The agriculturist, urban-based Kurdish culture and society was to shift to a nomadic economy under a newly assumed identity. The nomadized Kurdish farmers eventually accepted the Shafiite Sunni Islam from the Kurmanj nomads and began speaking the vernacular of Kurmanji, a close kin to the old Pahlawani. In time, the older Kurdish society—religion and language notwithstanding—was marginalized and physically pushed to the peripheries of Kurdistan. At present, over three-quarters of the Kurds speak various dialects of Kurmanji and similar numbers practice Shafi’i Sunni Islam. In a sense, the “Kurmanj” largely assimilated the “Kurds,” and in the process they assumed the old ethnic name and inherited all that was left of the older culture.
Until only 50 years ago, a vast majority of the “Kurds” would identify themselves as Kurmanj and their language as Kurmanji. (This also became true of the Turks, whose Turkoman kinds vastly outnumbered and spread over far vaster area than the original “Turk.”) It was the outsiders and the educated that continued to uniformly call them Kurds, regardless of the dialects they spoke, the religion they practiced, or the economic lifestyle they followed. In the past 50 years, however, the term Kurmanj as an ethnic designator has been ruthlessly suppressed by the native population themselves and their leadership in favor of the time-honored term, “Kurd.” Only in the most remote areas in the mountains and the detached but populous Kurdish exclave in Khurasan and Turkmenistan is the term “Kurmanj” given routinely by the common people for their ethnic affiliation. This too is disappearing fast under the influence of the contemporary, educated Kurds.
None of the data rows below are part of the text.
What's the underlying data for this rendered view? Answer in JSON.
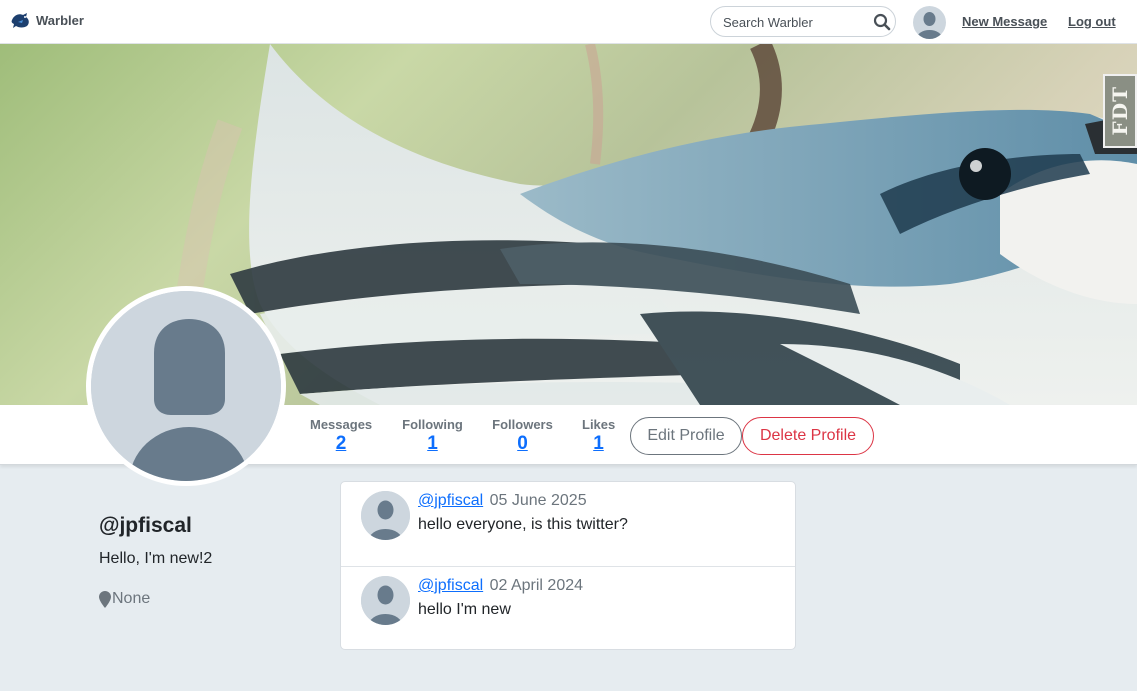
{
  "navbar": {
    "brand": "Warbler",
    "search_placeholder": "Search Warbler",
    "new_message": "New Message",
    "logout": "Log out"
  },
  "extension_badge": "FDT",
  "profile": {
    "username": "@jpfiscal",
    "bio": "Hello, I'm new!2",
    "location": "None"
  },
  "stats": {
    "messages": {
      "label": "Messages",
      "value": "2"
    },
    "following": {
      "label": "Following",
      "value": "1"
    },
    "followers": {
      "label": "Followers",
      "value": "0"
    },
    "likes": {
      "label": "Likes",
      "value": "1"
    }
  },
  "actions": {
    "edit": "Edit Profile",
    "delete": "Delete Profile"
  },
  "messages": [
    {
      "user": "@jpfiscal",
      "date": "05 June 2025",
      "text": "hello everyone, is this twitter?"
    },
    {
      "user": "@jpfiscal",
      "date": "02 April 2024",
      "text": "hello I'm new"
    }
  ],
  "colors": {
    "link": "#0d6efd",
    "danger": "#dc3545",
    "secondary": "#6c757d",
    "page_background": "#e6ecf0"
  },
  "icons": [
    "warbler-logo-icon",
    "search-icon",
    "avatar-icon",
    "map-marker-icon"
  ]
}
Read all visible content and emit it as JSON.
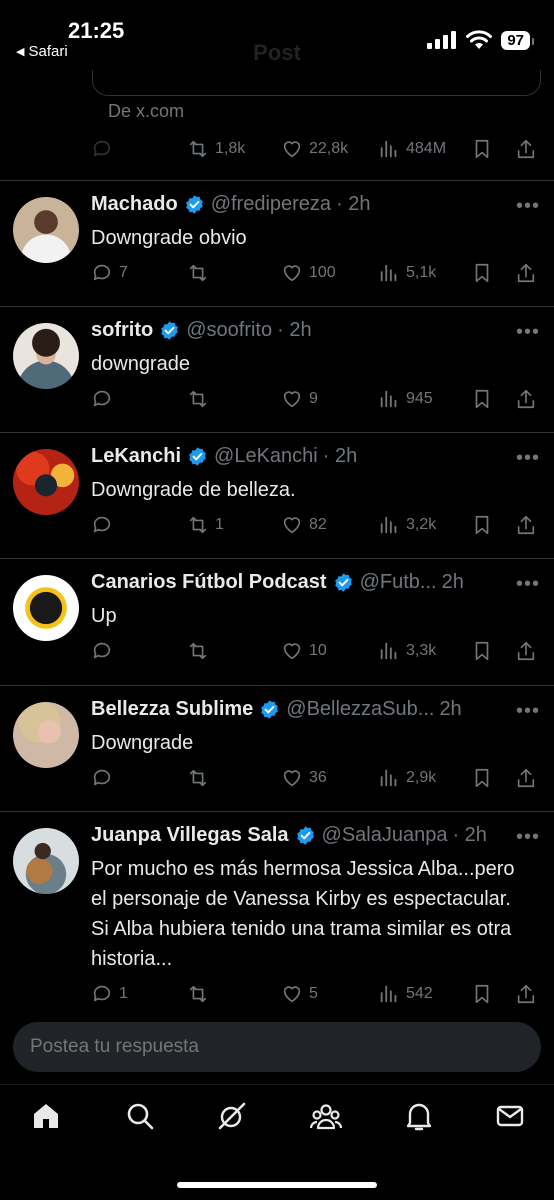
{
  "status_bar": {
    "time": "21:25",
    "back_app": "Safari",
    "battery": "97"
  },
  "header": {
    "title": "Post"
  },
  "quoted": {
    "source": "De x.com"
  },
  "main_post_actions": {
    "replies": "",
    "reposts": "1,8k",
    "likes": "22,8k",
    "views": "484M"
  },
  "tweets": [
    {
      "name": "Machado",
      "handle": "@fredipereza",
      "time": "· 2h",
      "text": "Downgrade obvio",
      "replies": "7",
      "reposts": "",
      "likes": "100",
      "views": "5,1k"
    },
    {
      "name": "sofrito",
      "handle": "@soofrito",
      "time": "· 2h",
      "text": "downgrade",
      "replies": "",
      "reposts": "",
      "likes": "9",
      "views": "945"
    },
    {
      "name": "LeKanchi",
      "handle": "@LeKanchi",
      "time": "· 2h",
      "text": "Downgrade de belleza.",
      "replies": "",
      "reposts": "1",
      "likes": "82",
      "views": "3,2k"
    },
    {
      "name": "Canarios Fútbol Podcast",
      "handle": "@Futb...",
      "time": "2h",
      "text": "Up",
      "replies": "",
      "reposts": "",
      "likes": "10",
      "views": "3,3k"
    },
    {
      "name": "Bellezza Sublime",
      "handle": "@BellezzaSub...",
      "time": "2h",
      "text": "Downgrade",
      "replies": "",
      "reposts": "",
      "likes": "36",
      "views": "2,9k"
    },
    {
      "name": "Juanpa Villegas Sala",
      "handle": "@SalaJuanpa",
      "time": "· 2h",
      "text": "Por mucho es más hermosa Jessica Alba...pero el personaje de Vanessa Kirby es espectacular. Si Alba hubiera tenido una trama similar es otra historia...",
      "replies": "1",
      "reposts": "",
      "likes": "5",
      "views": "542"
    }
  ],
  "reply": {
    "placeholder": "Postea tu respuesta"
  },
  "tabs": [
    "home-icon",
    "search-icon",
    "grok-icon",
    "communities-icon",
    "notifications-icon",
    "messages-icon"
  ],
  "colors": {
    "background": "#000000",
    "text": "#e7e9ea",
    "muted": "#71767b",
    "verified": "#1d9bf0",
    "divider": "#2f3336"
  }
}
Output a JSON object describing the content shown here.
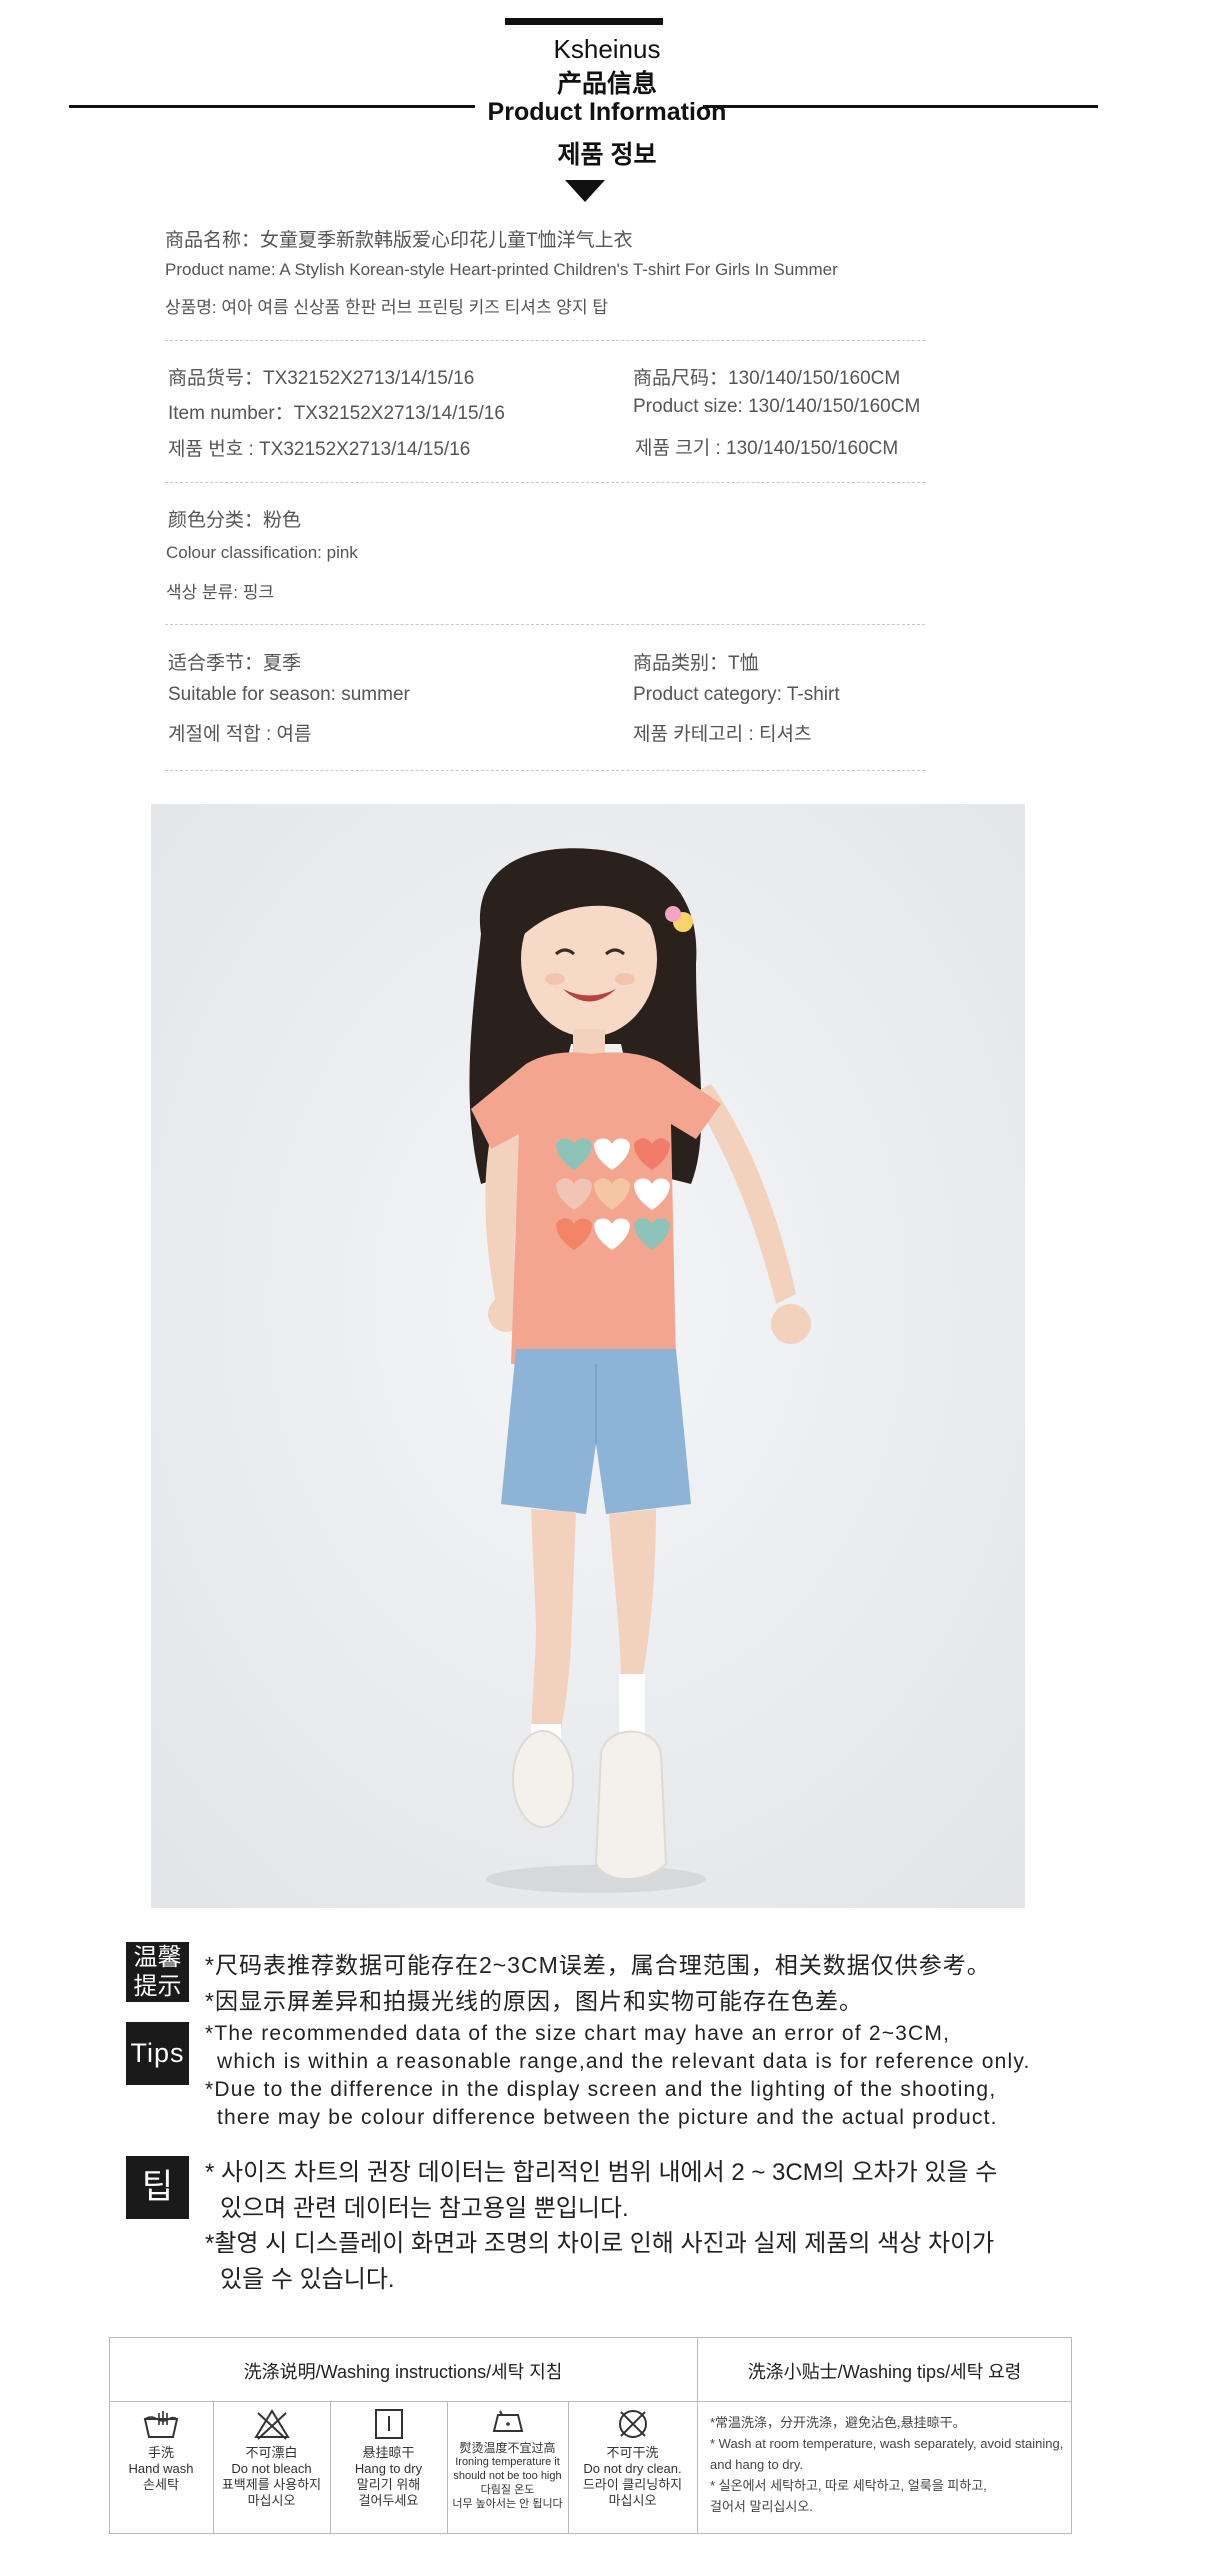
{
  "header": {
    "brand": "Ksheinus",
    "title_zh": "产品信息",
    "title_en": "Product Information",
    "title_ko": "제품 정보"
  },
  "product": {
    "name_zh": "商品名称：女童夏季新款韩版爱心印花儿童T恤洋气上衣",
    "name_en": "Product name: A Stylish Korean-style Heart-printed Children's T-shirt For Girls In Summer",
    "name_ko": "상품명: 여아 여름 신상품 한판 러브 프린팅 키즈 티셔츠 양지 탑",
    "item_zh": "商品货号：TX32152X2713/14/15/16",
    "item_en": "Item number：TX32152X2713/14/15/16",
    "item_ko": "제품 번호 : TX32152X2713/14/15/16",
    "size_zh": "商品尺码：130/140/150/160CM",
    "size_en": "Product size: 130/140/150/160CM",
    "size_ko": "제품 크기 : 130/140/150/160CM",
    "color_zh": "颜色分类：粉色",
    "color_en": "Colour classification: pink",
    "color_ko": "색상 분류: 핑크",
    "season_zh": "适合季节：夏季",
    "season_en": "Suitable for season: summer",
    "season_ko": "계절에 적합 : 여름",
    "category_zh": "商品类别：T恤",
    "category_en": "Product category: T-shirt",
    "category_ko": "제품 카테고리 : 티셔츠"
  },
  "tips": {
    "badge_zh_1": "温馨",
    "badge_zh_2": "提示",
    "zh_1": "*尺码表推荐数据可能存在2~3CM误差，属合理范围，相关数据仅供参考。",
    "zh_2": "*因显示屏差异和拍摄光线的原因，图片和实物可能存在色差。",
    "badge_en": "Tips",
    "en_1": "*The recommended data of the size chart may have an error of 2~3CM,",
    "en_2": "which is within a reasonable range,and the relevant data is for reference only.",
    "en_3": "*Due to the difference in the display screen and the lighting of the shooting,",
    "en_4": "there may be colour difference between the picture and the actual product.",
    "badge_ko": "팁",
    "ko_1": "* 사이즈 차트의 권장 데이터는 합리적인 범위 내에서 2 ~ 3CM의 오차가 있을 수",
    "ko_2": "있으며 관련 데이터는 참고용일 뿐입니다.",
    "ko_3": "*촬영 시 디스플레이 화면과 조명의 차이로 인해 사진과 실제 제품의 색상 차이가",
    "ko_4": "있을 수 있습니다."
  },
  "washing": {
    "header_instructions": "洗涤说明/Washing instructions/세탁 지침",
    "header_tips": "洗涤小贴士/Washing tips/세탁 요령",
    "icons": [
      {
        "icon": "hand-wash-icon",
        "zh": "手洗",
        "en": "Hand wash",
        "ko": "손세탁"
      },
      {
        "icon": "no-bleach-icon",
        "zh": "不可漂白",
        "en": "Do not bleach",
        "ko": "표백제를 사용하지",
        "ko2": "마십시오"
      },
      {
        "icon": "hang-dry-icon",
        "zh": "悬挂晾干",
        "en": "Hang to dry",
        "ko": "말리기 위해",
        "ko2": "걸어두세요"
      },
      {
        "icon": "iron-low-icon",
        "zh": "熨烫温度不宜过高",
        "en": "Ironing temperature it",
        "en2": "should not be too high",
        "ko": "다림질 온도",
        "ko2": "너무 높아서는 안 됩니다"
      },
      {
        "icon": "no-dry-clean-icon",
        "zh": "不可干洗",
        "en": "Do not dry clean.",
        "ko": "드라이 클리닝하지",
        "ko2": "마십시오"
      }
    ],
    "tips": [
      "*常温洗涤，分开洗涤，避免沾色,悬挂晾干。",
      "* Wash at room temperature, wash separately, avoid staining,",
      "and hang to dry.",
      "* 실온에서 세탁하고, 따로 세탁하고, 얼룩을 피하고,",
      "걸어서 말리십시오."
    ]
  },
  "colors": {
    "tshirt": "#f4a590",
    "shorts": "#8db4d6",
    "background": "#eceef1"
  }
}
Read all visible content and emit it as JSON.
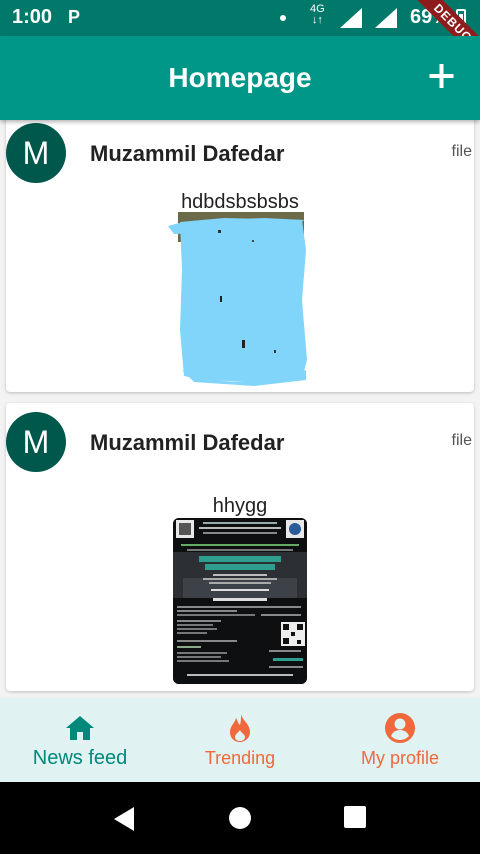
{
  "status_bar": {
    "time": "1:00",
    "notification_letter": "P",
    "network": "4G",
    "battery": "69%"
  },
  "debug_banner": "DEBUG",
  "app_bar": {
    "title": "Homepage",
    "add_icon": "plus-icon"
  },
  "feed": {
    "posts": [
      {
        "avatar_letter": "M",
        "author": "Muzammil Dafedar",
        "type": "file",
        "caption": "hdbdsbsbsbs",
        "image": "light-blue-scribble"
      },
      {
        "avatar_letter": "M",
        "author": "Muzammil Dafedar",
        "type": "file",
        "caption": "hhygg",
        "image": "event-poster"
      }
    ]
  },
  "poster": {
    "heading": "ADVANCED C & KERNEL PROGRAMMING"
  },
  "bottom_nav": {
    "items": [
      {
        "label": "News feed",
        "icon": "home-icon",
        "color": "#00897b",
        "active": true
      },
      {
        "label": "Trending",
        "icon": "fire-icon",
        "color": "#f0683c",
        "active": false
      },
      {
        "label": "My profile",
        "icon": "account-circle-icon",
        "color": "#f0683c",
        "active": false
      }
    ]
  },
  "colors": {
    "status_bar": "#00796b",
    "app_bar": "#009688",
    "avatar": "#00574b",
    "bottom_nav_bg": "#e0f2f1",
    "scribble": "#81d4fa"
  }
}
There is, as should be expected, a strong correlation between practicing the ancient Yazdani religion and speaking Pahlawani, as there is also a close connection between being a Muslim (Sunni or Shia) and speaking Kurmanji (incl. dialects of Sorani, Ardalani, Kalhuri/Kirmanshahi). The shift from the former to the latter identity in Kurdistan is accelerating, and seems destined to totally submerge the residual Pahlawani-Yazdani identity of the older Kurdistan. Only a shrinking number of Kurds still speak Pahlawani in the form of the dialects of Dimili/Zazaki in far northwestern Kurdistan in Turkey, and as Gurani, Lakki and Hewrami (Awramani) in southeastern Kurdistan in Iran and Iraq. The old religion of Yazdanism is still practiced as Alevism, Yezidism and Yarisanism (the Ahl-i Haqq) denominations, but these too are shrinking in number and import.
With introduction of modern age communication systems into the Kurdish society, the process of cultural and ethnic homogenization of the Kurds has inevitably accelerated. The last step in the evolution of Kurdish cultural and ethnic identity is near completion today. The Kurdish ethnic identity is thus destined to comprise Kurmanji-speaking, Shafiite Muslim people, the last layer to be added to the many former layers which, in combination, render the Kurds what and who they are today: the heirs to millennia of cultural and genetic evolution of the native inhabitants of the Zagros-Taurus mountain systems.
(From a Lecture given at Harvard University, 10 March 1993.)
Source: M. Izady, “Exploring Kurdish Origins”, the Kurdish Life, Number 7, Summer 1993, and Lecture at Harvard University, 10 March 1993.